Given records |

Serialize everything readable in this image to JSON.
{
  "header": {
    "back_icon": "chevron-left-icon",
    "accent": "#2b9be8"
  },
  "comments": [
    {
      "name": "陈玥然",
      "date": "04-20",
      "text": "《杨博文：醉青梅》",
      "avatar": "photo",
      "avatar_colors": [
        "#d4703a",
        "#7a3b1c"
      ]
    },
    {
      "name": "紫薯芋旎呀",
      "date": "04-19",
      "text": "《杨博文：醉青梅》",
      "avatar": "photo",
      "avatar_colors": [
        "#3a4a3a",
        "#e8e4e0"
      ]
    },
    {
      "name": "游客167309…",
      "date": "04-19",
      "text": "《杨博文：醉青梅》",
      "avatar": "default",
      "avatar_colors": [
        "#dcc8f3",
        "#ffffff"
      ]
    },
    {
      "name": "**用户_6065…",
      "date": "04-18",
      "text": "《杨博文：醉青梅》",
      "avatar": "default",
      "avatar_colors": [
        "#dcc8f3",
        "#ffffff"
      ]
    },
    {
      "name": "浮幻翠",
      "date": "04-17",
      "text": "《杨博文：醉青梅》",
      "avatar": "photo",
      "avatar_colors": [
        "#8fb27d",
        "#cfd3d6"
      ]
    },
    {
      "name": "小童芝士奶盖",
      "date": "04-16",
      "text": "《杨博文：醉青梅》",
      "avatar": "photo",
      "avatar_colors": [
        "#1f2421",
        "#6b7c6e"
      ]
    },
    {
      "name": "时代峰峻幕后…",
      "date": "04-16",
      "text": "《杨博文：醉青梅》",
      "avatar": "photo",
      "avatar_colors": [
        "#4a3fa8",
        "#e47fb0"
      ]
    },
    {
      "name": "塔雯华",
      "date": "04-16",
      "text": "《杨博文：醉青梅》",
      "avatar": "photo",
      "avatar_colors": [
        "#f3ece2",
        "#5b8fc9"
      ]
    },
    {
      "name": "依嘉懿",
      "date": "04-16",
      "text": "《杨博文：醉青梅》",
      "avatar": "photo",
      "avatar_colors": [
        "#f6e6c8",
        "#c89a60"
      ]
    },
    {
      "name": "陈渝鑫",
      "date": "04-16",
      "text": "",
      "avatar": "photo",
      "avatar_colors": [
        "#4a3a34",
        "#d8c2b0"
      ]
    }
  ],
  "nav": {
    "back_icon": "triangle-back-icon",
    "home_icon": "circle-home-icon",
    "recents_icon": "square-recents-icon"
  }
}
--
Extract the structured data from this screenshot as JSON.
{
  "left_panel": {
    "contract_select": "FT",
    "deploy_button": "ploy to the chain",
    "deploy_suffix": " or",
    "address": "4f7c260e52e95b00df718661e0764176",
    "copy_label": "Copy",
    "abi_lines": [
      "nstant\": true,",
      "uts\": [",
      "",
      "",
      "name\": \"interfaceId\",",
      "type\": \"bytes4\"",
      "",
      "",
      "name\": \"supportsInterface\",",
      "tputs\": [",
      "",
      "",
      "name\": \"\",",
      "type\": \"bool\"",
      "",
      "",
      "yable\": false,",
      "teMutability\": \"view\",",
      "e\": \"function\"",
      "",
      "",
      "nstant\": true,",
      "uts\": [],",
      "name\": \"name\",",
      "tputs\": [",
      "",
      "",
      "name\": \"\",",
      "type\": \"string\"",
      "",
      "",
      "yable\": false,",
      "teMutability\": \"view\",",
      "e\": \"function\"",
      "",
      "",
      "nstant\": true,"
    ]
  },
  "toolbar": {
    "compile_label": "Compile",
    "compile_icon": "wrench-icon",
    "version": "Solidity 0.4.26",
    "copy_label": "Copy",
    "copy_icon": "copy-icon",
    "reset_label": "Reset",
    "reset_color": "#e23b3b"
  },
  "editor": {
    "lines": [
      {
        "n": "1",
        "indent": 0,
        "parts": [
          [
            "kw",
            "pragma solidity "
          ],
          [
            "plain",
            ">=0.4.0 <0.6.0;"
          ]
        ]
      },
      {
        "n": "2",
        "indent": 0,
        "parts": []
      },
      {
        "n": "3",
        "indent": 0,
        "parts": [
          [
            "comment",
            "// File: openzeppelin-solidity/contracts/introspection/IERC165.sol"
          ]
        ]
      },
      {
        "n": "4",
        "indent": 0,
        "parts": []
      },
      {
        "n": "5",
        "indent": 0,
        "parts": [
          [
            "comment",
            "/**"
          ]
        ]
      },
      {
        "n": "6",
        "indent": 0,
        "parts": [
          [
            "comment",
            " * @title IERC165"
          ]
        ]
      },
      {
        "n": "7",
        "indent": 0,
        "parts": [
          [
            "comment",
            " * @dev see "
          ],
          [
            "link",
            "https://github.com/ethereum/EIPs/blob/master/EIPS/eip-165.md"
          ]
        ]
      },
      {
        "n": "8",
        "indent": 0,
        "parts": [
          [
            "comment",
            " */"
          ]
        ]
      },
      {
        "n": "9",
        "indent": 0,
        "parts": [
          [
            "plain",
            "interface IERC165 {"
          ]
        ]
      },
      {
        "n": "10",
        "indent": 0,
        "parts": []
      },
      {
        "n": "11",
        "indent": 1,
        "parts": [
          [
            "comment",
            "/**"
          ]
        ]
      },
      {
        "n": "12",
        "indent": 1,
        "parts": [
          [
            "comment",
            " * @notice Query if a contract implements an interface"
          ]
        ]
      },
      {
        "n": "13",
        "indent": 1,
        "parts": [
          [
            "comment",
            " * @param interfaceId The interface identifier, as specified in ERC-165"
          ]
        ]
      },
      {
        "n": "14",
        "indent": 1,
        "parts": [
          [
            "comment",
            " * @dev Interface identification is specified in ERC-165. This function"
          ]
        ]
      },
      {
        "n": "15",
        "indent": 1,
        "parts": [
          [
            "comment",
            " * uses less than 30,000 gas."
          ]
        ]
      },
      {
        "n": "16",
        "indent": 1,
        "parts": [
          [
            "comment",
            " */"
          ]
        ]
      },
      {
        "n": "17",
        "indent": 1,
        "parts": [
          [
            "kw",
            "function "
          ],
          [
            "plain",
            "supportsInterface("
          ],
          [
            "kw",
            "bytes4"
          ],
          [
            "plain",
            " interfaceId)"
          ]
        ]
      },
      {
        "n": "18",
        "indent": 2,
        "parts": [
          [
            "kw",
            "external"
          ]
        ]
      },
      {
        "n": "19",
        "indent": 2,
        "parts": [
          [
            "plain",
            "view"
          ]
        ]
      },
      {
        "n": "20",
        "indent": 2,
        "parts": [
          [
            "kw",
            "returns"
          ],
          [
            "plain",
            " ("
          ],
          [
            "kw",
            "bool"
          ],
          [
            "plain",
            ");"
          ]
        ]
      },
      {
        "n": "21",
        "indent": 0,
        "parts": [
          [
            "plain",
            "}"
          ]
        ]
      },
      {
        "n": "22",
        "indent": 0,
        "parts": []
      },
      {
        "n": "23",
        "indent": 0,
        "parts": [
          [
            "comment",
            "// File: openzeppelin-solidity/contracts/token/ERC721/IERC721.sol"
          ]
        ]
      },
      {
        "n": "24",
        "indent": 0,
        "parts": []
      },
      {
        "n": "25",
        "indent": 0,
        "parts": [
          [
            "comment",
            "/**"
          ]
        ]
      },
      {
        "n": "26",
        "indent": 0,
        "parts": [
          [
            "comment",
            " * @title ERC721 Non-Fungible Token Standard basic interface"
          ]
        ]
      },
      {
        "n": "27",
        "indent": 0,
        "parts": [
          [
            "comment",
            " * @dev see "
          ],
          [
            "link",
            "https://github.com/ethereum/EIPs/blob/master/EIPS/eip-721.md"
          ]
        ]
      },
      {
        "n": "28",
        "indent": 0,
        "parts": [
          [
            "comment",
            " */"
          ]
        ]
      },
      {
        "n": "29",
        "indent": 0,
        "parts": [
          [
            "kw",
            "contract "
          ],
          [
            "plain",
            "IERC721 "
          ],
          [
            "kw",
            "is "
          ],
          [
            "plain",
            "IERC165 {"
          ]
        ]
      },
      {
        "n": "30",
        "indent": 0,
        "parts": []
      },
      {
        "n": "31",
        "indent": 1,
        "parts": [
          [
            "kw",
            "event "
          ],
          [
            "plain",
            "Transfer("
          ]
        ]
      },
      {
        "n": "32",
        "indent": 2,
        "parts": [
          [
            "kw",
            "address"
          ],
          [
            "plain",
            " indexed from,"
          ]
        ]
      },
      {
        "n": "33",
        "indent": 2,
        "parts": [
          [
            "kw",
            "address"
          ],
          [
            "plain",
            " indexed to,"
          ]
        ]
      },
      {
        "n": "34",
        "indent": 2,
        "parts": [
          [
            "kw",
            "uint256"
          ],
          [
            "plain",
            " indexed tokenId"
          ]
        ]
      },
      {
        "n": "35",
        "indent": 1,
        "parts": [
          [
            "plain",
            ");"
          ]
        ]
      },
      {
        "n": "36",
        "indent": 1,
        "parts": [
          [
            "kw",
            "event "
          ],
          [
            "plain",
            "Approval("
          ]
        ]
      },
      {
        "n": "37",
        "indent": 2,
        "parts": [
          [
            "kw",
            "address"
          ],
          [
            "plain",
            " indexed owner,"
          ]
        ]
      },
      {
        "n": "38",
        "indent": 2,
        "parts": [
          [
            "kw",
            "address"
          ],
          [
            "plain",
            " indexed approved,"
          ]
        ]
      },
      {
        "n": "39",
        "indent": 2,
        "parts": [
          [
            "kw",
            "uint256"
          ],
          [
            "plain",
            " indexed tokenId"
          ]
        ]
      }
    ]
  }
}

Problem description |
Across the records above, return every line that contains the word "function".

Completed task |
      "e\": \"function\"",
      "e\": \"function\"",
            " * @dev Interface identification is specified in ERC-165. This function"
            "function "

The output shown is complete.